Author(s): Mariann Ollár, Antonio Penta
Publication Date: April 2021
Keyword(s): Equal-externality Transfers, Identical but Unknown Distributions, interdependent values, Loading Transfers, Moment Conditions, Rationalizability, Robust Full Implementation, Spectral Radius, Strategic externalities, Uniqueness
JEL(s): D62, D82, D83
Programme Areas: Organizational Economics
Link to this Page: cepr.org/active/publications/discussion_papers/dp.php?dpno=16048

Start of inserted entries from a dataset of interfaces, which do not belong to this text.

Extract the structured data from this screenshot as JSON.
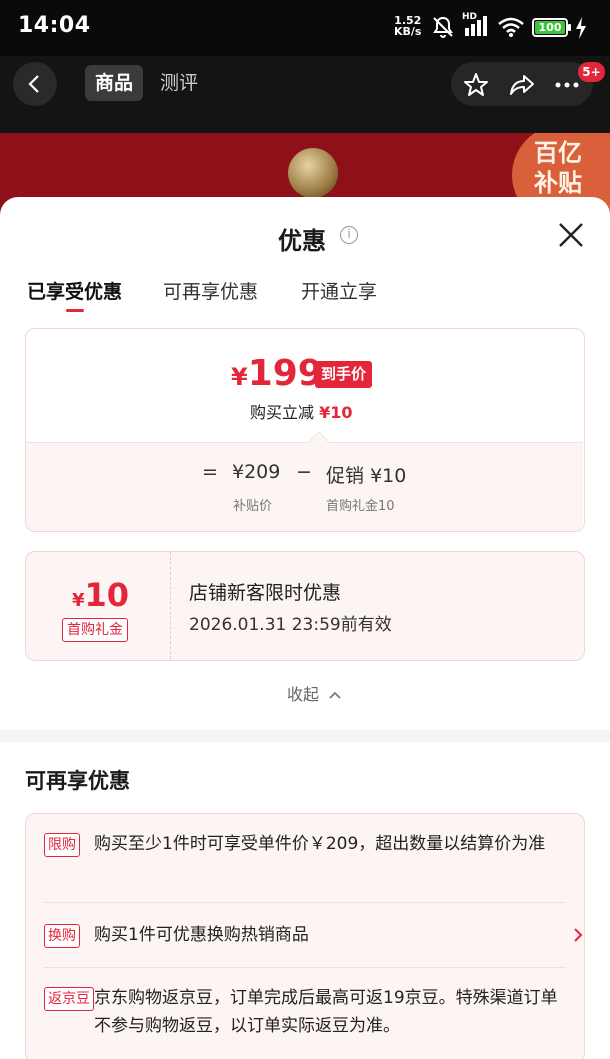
{
  "status_bar": {
    "time": "14:04",
    "net_speed_value": "1.52",
    "net_speed_unit": "KB/s",
    "hd_label": "HD",
    "battery": "100"
  },
  "nav": {
    "tabs": [
      {
        "label": "商品",
        "active": true
      },
      {
        "label": "测评",
        "active": false
      }
    ],
    "badge": "5+"
  },
  "banner": {
    "subsidy_line1": "百亿",
    "subsidy_line2": "补贴"
  },
  "sheet": {
    "title": "优惠",
    "info_glyph": "i",
    "segments": [
      {
        "label": "已享受优惠",
        "active": true
      },
      {
        "label": "可再享优惠",
        "active": false
      },
      {
        "label": "开通立享",
        "active": false
      }
    ],
    "price_card": {
      "currency": "¥",
      "final_price": "199",
      "final_price_tag": "到手价",
      "discount_label": "购买立减",
      "discount_value": "¥10",
      "equals": "=",
      "base_price": "¥209",
      "base_price_label": "补贴价",
      "minus": "−",
      "promo_label": "促销",
      "promo_value": "¥10",
      "promo_sub_label": "首购礼金10"
    },
    "coupon": {
      "currency": "¥",
      "amount": "10",
      "tag": "首购礼金",
      "title": "店铺新客限时优惠",
      "valid_until": "2026.01.31 23:59前有效"
    },
    "collapse_label": "收起",
    "more_section": {
      "title": "可再享优惠",
      "items": [
        {
          "tag": "限购",
          "text": "购买至少1件时可享受单件价￥209，超出数量以结算价为准"
        },
        {
          "tag": "换购",
          "text": "购买1件可优惠换购热销商品",
          "has_chevron": true
        },
        {
          "tag": "返京豆",
          "text": "京东购物返京豆，订单完成后最高可返19京豆。特殊渠道订单不参与购物返豆，以订单实际返豆为准。"
        }
      ]
    }
  },
  "colors": {
    "accent": "#e3263a",
    "card_border": "#f7d2d5",
    "card_bg": "#fdf4f4",
    "status_bg": "#0a0a0a",
    "banner_bg": "#8e1018"
  }
}
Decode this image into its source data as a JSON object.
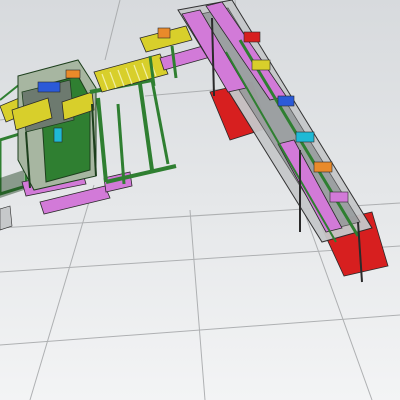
{
  "viewport": {
    "background_top": "#d7dadd",
    "background_bottom": "#f3f4f5",
    "grid_color": "#a8aaac"
  },
  "model": {
    "colors": {
      "frame_green": "#2f7f31",
      "frame_dark": "#1d3f1d",
      "conveyor_yellow": "#d8cf2b",
      "roller_light": "#f1efa3",
      "base_magenta": "#d27ad8",
      "support_red": "#d71f1f",
      "sheet_gray": "#c6c8ca",
      "outline": "#2a2a2a",
      "accent_blue": "#2b5ad8",
      "accent_cyan": "#1fb9d5",
      "accent_orange": "#e98a2a"
    }
  }
}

We consider mechanism design environments in which agents commonly know that others' types are identically distributed, but without assuming that the actual distribution is common knowledge, nor that it is known to the designer (common knowledge of identicality). We study partial and full implementation, as well as robustness. First, we characterize the transfers which are incentive compatible under common knowledge of identicality, and provide necessary and sufficient conditions for partial implementation. Second, we characterize the conditions under which full implementation is possible via direct mechanisms, as well as the transfer schemes which achieve full implementation whenever it is possible. We do this by pursuing a network approach, which is based on the observation that the full implementation problem in our setting can be conveniently transformed into one of designing a network of strategic externalities, subject to suitable constraints which are dictated by the incentive compatibility requirements entailed by common knowledge of identicality. This approach enables us to uncover a fairly surprising result: the possibility of full implementation is characterized by the strength of the preference interdependence of the two agents with the least amount of preference interdependence, regardless of the total number of agents and their preferences. Finally, we study robustness properties of the implementing transfers with respect to misspecification of agents' preferences and lower orders beliefs in rationality.